So… Netflix, being as useless as it is, often drums up a few good gems in the TV Show department, and when I have time I enjoy sitting back for a
I just got onto the show "Lie to Me" which was originally aired on Fox and carried for 3 seasons. Ratings were around 5-6 million per episode.
Lie to me - IMDB
Fox ran "Chicago code" as a replacement and it did close to the same numbers. A little better in fact, 5-8 million viewers per episode.
Chicago Code IMDB
Now… I saw a thread on GLP while looking into why it was cancelled. Someone posited the question, was it cancelled because politicians hated seeing
their faces on TV caught in lies, anger, malevolent poses, etc.
I can't really run with that idea, given that the replacement show had better numbers and it too was cancelled.
However, Lie to Me, was a damn good show. I would put it on par with Law & Order, which was one of the longest running shows on TV. For anyone with an
analytical mind, rationale, logic, it's a hoot. Not because it's 100% fact based fantasy, but because it's fantasy with a very decent foothold in
science and human nature. Forget the science for a bit, the intuition we have catching each other in lies, is well represented in this show. And for
some of us, we just love busting up lies, whether or not we ever get "official" confirmation, it's more about just knowing that we're not crazy,
How many times can you watch a politician lie their ass off, and call it, but have someone think there is something wrong with you because you won't
put up with the official story. (I have a feeling a few members on here know what I'm talking about.)
Acknowledging the world is full of liars is a dangerous game. You have to be very careful not to create your own delusions. The best approach is a
very uncommitted position which doesn't affect you either way. (See: Questioning the official version vs. newspapering your walls thinking the
microwaves are going to get you.)
The show, is backed on real data from a prominent psychologist:
In Lie to Me, Tim Roth plays Dr. Cal Lightman, a deception consultant and expert. But Lightman doesn't rely on some futuristic mind-reading tricks
cooked up by TV writers. Instead, his character is based on clinical psychologist Paul Ekman, a leading expert on lie detection. PM's Digital
Hollywood asked Ekman how well his life and research translate to the small screen, delving into the science behind Fox's latest drama.
Read more: The Real Science Behind Lie to Me - Lie to Me Episodes - Popular Mechanics
Follow us: @PopMech on Twitter | popularmechanics on Facebook
Visit us at PopularMechanics.com
Now, my point in all this, is that a show like this which very aggressively points out the fact that we are all liars (which I think has been more
than proven in this day and age) is not popular but should be. As they say the first step in fixing something is admitting you have a problem.

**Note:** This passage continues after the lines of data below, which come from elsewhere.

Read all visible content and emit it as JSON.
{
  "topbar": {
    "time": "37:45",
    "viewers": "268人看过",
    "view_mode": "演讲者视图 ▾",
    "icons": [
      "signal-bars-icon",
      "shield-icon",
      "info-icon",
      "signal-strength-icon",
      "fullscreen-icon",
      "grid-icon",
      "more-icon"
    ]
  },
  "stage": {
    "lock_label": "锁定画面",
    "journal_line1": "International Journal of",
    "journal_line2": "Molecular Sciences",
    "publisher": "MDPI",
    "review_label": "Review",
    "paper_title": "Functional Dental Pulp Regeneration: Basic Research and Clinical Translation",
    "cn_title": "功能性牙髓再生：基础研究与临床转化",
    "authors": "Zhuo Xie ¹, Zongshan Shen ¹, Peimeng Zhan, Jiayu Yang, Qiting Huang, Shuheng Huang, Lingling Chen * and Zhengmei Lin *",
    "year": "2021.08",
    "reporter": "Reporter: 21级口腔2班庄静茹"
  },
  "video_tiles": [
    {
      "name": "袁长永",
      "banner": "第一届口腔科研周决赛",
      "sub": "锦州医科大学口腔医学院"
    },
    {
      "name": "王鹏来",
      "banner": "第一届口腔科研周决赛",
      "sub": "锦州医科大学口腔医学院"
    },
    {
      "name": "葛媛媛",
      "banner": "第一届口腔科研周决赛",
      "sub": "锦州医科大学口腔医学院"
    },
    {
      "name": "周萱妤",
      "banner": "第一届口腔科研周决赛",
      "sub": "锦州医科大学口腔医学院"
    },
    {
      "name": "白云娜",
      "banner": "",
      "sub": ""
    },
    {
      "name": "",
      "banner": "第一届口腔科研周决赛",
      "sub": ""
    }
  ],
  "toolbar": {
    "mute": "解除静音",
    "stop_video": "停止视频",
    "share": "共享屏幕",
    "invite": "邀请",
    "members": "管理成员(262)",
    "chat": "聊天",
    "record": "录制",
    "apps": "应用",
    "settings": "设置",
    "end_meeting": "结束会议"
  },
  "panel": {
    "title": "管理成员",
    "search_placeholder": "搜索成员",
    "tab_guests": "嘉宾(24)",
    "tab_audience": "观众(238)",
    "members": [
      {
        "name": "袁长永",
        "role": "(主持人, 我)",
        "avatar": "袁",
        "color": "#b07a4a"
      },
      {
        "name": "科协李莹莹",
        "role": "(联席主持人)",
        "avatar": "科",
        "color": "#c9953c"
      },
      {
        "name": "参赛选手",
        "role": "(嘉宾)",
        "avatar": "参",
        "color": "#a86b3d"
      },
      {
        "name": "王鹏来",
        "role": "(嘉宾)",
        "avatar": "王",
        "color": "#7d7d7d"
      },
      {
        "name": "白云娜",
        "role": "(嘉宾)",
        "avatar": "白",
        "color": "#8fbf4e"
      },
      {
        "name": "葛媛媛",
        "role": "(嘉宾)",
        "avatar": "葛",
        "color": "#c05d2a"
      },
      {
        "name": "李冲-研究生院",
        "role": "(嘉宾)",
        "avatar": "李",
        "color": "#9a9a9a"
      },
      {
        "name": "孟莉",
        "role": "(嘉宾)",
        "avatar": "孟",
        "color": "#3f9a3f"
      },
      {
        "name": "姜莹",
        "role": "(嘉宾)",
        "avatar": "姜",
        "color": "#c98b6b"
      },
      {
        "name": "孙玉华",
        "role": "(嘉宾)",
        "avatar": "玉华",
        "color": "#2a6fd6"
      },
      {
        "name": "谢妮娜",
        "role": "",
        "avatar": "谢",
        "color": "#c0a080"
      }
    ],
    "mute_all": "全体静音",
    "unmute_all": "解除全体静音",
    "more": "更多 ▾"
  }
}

Personally, I have ran with this notion for nearly most my life. I even encourage people in my inner circle to hold the same feelings. We all chalk it
up to human nature. Heck, we love busting each other when that nature comes out and we're not ashamed about it.
(The girlfriend's have never been happy about this. They always want everything to be about "trust", and I say, YES! I trust you to lie!"
Admitting our nature, helps us break down the walls which allows us to deceive others, and most importantly ourselves.
So, in conclusion, I'd ask, was the show not popular because people don't want to admit it, don't want to hear what we are really like? Not enough
fantasy? Many online petitions popped up when it was cancelled, it had a pretty good cult following… I am sure some people are wired the same as
myself, and just can't wait to either get busted in a lie or bust someone.
Question is: Which one are you?
edit on 27-10-2013 by boncho because: (no reason given)